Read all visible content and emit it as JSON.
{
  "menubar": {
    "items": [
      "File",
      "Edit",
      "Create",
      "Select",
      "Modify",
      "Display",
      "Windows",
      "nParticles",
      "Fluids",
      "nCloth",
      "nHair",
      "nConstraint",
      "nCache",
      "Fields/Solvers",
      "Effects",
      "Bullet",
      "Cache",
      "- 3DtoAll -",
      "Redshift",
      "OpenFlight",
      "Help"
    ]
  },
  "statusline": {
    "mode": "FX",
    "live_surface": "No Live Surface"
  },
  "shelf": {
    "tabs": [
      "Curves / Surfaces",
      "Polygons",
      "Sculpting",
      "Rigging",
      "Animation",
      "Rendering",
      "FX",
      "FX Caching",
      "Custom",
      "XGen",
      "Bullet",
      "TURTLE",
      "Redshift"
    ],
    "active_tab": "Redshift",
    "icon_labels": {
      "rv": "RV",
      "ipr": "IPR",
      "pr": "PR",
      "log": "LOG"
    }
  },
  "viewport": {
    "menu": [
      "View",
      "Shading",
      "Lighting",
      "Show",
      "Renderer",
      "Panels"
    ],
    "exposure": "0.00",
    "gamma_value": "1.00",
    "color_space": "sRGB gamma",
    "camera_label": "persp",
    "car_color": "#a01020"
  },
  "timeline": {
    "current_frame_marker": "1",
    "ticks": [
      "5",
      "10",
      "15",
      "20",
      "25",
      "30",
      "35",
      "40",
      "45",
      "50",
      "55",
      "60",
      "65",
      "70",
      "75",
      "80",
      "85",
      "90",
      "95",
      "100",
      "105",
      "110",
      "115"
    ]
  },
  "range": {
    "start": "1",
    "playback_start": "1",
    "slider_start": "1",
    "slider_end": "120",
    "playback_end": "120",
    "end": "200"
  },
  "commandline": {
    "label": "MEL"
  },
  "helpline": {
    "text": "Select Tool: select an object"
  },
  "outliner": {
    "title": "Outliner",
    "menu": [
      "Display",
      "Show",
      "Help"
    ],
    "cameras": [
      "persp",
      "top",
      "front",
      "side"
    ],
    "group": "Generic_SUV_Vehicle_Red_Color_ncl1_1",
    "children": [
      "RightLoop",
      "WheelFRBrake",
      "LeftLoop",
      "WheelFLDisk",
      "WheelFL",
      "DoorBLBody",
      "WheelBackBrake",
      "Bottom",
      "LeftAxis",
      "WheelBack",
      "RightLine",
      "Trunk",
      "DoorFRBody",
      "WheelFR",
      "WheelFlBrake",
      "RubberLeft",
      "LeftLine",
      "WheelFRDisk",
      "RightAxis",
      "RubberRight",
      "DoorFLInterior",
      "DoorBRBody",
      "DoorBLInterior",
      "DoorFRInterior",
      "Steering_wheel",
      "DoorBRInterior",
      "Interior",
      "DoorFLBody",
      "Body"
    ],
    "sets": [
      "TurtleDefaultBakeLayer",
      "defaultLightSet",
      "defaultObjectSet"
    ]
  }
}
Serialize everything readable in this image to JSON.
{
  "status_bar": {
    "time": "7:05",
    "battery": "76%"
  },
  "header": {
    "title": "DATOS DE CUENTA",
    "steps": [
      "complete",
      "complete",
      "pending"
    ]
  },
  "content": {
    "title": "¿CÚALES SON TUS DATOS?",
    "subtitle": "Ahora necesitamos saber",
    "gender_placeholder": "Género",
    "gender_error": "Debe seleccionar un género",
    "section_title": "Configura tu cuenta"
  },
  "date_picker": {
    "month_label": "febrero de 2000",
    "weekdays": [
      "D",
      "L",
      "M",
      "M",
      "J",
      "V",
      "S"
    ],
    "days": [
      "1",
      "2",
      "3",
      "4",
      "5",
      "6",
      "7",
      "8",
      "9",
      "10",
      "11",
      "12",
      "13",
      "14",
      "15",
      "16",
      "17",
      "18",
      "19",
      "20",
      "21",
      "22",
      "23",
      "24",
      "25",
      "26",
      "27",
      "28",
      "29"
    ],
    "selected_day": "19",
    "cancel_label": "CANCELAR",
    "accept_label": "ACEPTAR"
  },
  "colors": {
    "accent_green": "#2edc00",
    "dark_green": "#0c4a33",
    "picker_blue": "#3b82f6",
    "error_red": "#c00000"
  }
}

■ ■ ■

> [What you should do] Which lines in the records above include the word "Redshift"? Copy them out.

> [Exercise output]
      "Redshift",
      "Redshift"
    "active_tab": "Redshift",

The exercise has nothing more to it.